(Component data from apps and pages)
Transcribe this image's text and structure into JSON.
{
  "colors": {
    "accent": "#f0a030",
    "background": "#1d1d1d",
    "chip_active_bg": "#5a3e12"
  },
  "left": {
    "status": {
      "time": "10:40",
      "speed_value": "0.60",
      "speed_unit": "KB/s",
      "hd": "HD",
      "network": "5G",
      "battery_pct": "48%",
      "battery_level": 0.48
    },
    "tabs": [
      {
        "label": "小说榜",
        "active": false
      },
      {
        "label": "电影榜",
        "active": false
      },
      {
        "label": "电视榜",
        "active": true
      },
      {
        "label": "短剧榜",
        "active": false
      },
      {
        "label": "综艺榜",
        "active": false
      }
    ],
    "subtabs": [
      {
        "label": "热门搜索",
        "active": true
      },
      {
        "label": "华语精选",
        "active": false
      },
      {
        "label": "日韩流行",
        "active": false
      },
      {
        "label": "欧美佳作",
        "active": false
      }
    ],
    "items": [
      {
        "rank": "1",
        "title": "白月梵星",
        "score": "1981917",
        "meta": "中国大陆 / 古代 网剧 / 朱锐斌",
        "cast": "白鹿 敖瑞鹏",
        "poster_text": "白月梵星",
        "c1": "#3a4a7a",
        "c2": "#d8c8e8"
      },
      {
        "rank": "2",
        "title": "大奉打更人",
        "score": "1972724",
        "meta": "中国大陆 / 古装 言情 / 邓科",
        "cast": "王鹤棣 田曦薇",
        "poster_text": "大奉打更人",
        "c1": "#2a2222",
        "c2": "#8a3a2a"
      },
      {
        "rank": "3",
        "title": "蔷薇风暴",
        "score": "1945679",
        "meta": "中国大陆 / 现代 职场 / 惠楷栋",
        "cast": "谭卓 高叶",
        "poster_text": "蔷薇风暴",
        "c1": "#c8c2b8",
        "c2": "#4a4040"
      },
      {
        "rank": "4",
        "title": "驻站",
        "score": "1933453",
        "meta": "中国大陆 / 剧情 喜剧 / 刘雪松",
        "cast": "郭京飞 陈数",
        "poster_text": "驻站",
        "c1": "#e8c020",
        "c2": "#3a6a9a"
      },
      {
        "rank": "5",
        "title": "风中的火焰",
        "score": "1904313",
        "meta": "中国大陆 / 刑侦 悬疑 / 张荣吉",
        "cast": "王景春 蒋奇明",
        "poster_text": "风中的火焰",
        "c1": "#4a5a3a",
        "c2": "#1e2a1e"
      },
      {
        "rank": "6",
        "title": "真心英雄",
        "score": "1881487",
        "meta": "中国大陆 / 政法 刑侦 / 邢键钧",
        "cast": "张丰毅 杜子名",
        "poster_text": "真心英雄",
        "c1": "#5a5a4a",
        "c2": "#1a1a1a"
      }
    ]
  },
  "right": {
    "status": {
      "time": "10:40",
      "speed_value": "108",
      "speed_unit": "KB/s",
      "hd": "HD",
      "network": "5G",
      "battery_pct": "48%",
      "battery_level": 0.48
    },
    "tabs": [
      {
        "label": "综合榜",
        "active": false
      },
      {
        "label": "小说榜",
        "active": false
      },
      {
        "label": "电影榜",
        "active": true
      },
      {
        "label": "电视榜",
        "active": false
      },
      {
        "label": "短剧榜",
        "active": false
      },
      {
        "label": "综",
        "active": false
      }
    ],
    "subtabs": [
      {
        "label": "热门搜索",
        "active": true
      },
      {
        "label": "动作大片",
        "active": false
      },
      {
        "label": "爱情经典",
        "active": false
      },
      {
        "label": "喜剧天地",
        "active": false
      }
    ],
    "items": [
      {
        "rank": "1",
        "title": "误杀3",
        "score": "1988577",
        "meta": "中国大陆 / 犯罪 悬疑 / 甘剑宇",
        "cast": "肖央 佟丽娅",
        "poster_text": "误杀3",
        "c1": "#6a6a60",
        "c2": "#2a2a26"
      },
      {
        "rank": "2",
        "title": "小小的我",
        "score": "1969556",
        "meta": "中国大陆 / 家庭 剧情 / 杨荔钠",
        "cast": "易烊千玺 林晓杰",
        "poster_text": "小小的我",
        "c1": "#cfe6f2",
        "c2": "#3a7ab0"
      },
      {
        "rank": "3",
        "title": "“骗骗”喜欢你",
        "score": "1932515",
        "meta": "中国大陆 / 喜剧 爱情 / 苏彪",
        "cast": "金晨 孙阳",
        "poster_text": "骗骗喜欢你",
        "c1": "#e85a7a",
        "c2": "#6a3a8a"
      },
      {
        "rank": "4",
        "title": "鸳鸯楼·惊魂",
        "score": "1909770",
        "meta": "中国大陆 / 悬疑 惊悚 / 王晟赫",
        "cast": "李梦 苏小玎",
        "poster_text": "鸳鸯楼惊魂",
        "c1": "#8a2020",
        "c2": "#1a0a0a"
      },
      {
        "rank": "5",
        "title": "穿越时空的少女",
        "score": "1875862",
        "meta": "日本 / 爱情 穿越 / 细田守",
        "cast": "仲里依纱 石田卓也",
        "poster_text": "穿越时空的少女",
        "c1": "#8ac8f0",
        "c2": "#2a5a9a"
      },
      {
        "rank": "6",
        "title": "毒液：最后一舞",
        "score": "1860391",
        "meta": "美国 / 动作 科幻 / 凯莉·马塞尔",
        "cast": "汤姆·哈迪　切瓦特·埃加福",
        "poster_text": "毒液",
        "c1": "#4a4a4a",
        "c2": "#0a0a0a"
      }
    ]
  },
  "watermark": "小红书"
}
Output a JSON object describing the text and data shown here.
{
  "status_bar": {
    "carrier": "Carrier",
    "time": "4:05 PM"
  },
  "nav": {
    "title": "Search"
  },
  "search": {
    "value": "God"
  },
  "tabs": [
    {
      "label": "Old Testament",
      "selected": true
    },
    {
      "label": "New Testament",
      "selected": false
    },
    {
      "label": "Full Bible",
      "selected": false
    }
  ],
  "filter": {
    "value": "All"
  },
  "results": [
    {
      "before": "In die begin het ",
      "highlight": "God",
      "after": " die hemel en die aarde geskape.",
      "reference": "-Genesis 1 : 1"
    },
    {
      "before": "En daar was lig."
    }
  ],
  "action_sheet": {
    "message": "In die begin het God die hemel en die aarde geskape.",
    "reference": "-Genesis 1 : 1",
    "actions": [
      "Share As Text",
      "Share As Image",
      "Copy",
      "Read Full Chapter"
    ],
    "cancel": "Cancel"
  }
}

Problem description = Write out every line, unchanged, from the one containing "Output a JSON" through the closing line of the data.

Your solution =
Output a JSON object describing the text and data shown here.
{
  "status_bar": {
    "carrier": "Carrier",
    "time": "4:05 PM"
  },
  "nav": {
    "title": "Search"
  },
  "search": {
    "value": "God"
  },
  "tabs": [
    {
      "label": "Old Testament",
      "selected": true
    },
    {
      "label": "New Testament",
      "selected": false
    },
    {
      "label": "Full Bible",
      "selected": false
    }
  ],
  "filter": {
    "value": "All"
  },
  "results": [
    {
      "before": "In die begin het ",
      "highlight": "God",
      "after": " die hemel en die aarde geskape.",
      "reference": "-Genesis 1 : 1"
    },
    {
      "before": "En daar was lig."
    }
  ],
  "action_sheet": {
    "message": "In die begin het God die hemel en die aarde geskape.",
    "reference": "-Genesis 1 : 1",
    "actions": [
      "Share As Text",
      "Share As Image",
      "Copy",
      "Read Full Chapter"
    ],
    "cancel": "Cancel"
  }
}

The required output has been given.